_WHAT IS EXPECTED_.
An exact copy of every entry is needed, with no images.

Start of RECORD EXCERPTS

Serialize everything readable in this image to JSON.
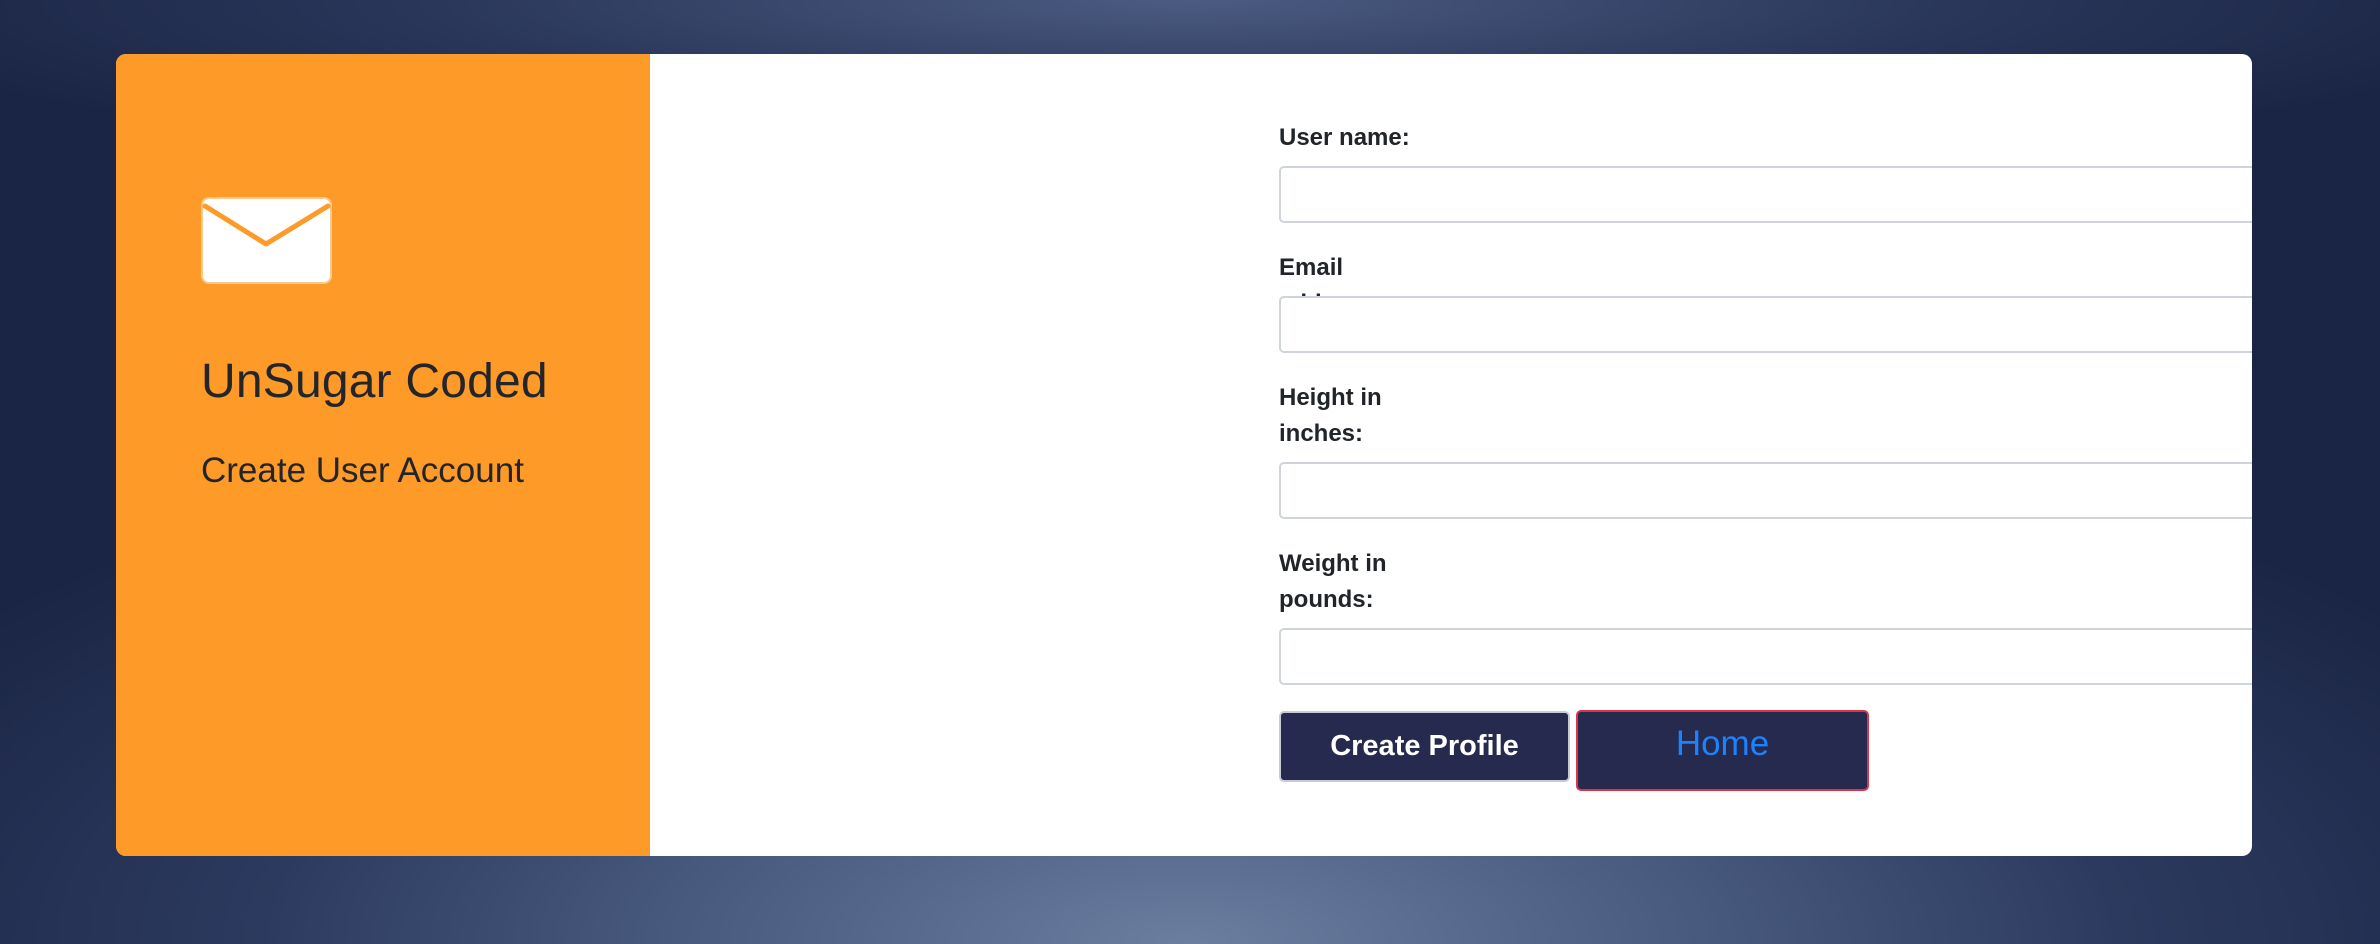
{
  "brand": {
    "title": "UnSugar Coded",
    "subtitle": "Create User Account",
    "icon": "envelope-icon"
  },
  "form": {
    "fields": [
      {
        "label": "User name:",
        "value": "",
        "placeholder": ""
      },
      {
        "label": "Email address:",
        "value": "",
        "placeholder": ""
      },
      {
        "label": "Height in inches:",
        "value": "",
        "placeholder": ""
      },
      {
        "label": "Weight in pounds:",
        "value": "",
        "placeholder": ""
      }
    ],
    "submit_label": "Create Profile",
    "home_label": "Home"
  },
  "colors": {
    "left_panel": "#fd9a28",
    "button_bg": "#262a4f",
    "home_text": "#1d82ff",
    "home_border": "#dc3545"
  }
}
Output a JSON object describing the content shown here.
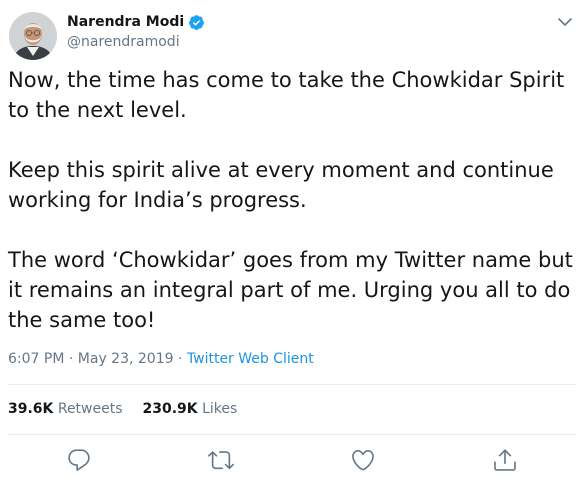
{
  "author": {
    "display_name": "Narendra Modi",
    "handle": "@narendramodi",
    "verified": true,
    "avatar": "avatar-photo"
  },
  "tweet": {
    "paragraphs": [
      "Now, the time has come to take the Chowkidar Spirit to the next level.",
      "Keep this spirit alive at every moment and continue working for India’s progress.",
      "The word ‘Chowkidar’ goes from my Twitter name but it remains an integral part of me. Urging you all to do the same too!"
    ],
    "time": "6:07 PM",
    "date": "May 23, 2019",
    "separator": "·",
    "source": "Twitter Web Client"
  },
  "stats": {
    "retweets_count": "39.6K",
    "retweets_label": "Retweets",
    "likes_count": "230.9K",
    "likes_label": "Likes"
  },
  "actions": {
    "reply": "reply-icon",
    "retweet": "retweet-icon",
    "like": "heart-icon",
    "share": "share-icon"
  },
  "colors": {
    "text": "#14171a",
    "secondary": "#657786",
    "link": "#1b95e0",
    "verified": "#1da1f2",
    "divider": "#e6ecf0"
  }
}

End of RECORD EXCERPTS

_WORKED SOLUTION_.
Serialize everything readable in this image to JSON.
{
  "brand": {
    "title": "UnSugar Coded",
    "subtitle": "Create User Account",
    "icon": "envelope-icon"
  },
  "form": {
    "fields": [
      {
        "label": "User name:",
        "value": "",
        "placeholder": ""
      },
      {
        "label": "Email address:",
        "value": "",
        "placeholder": ""
      },
      {
        "label": "Height in inches:",
        "value": "",
        "placeholder": ""
      },
      {
        "label": "Weight in pounds:",
        "value": "",
        "placeholder": ""
      }
    ],
    "submit_label": "Create Profile",
    "home_label": "Home"
  },
  "colors": {
    "left_panel": "#fd9a28",
    "button_bg": "#262a4f",
    "home_text": "#1d82ff",
    "home_border": "#dc3545"
  }
}
Output a JSON object describing the content shown here.
{
  "author": {
    "display_name": "Narendra Modi",
    "handle": "@narendramodi",
    "verified": true,
    "avatar": "avatar-photo"
  },
  "tweet": {
    "paragraphs": [
      "Now, the time has come to take the Chowkidar Spirit to the next level.",
      "Keep this spirit alive at every moment and continue working for India’s progress.",
      "The word ‘Chowkidar’ goes from my Twitter name but it remains an integral part of me. Urging you all to do the same too!"
    ],
    "time": "6:07 PM",
    "date": "May 23, 2019",
    "separator": "·",
    "source": "Twitter Web Client"
  },
  "stats": {
    "retweets_count": "39.6K",
    "retweets_label": "Retweets",
    "likes_count": "230.9K",
    "likes_label": "Likes"
  },
  "actions": {
    "reply": "reply-icon",
    "retweet": "retweet-icon",
    "like": "heart-icon",
    "share": "share-icon"
  },
  "colors": {
    "text": "#14171a",
    "secondary": "#657786",
    "link": "#1b95e0",
    "verified": "#1da1f2",
    "divider": "#e6ecf0"
  }
}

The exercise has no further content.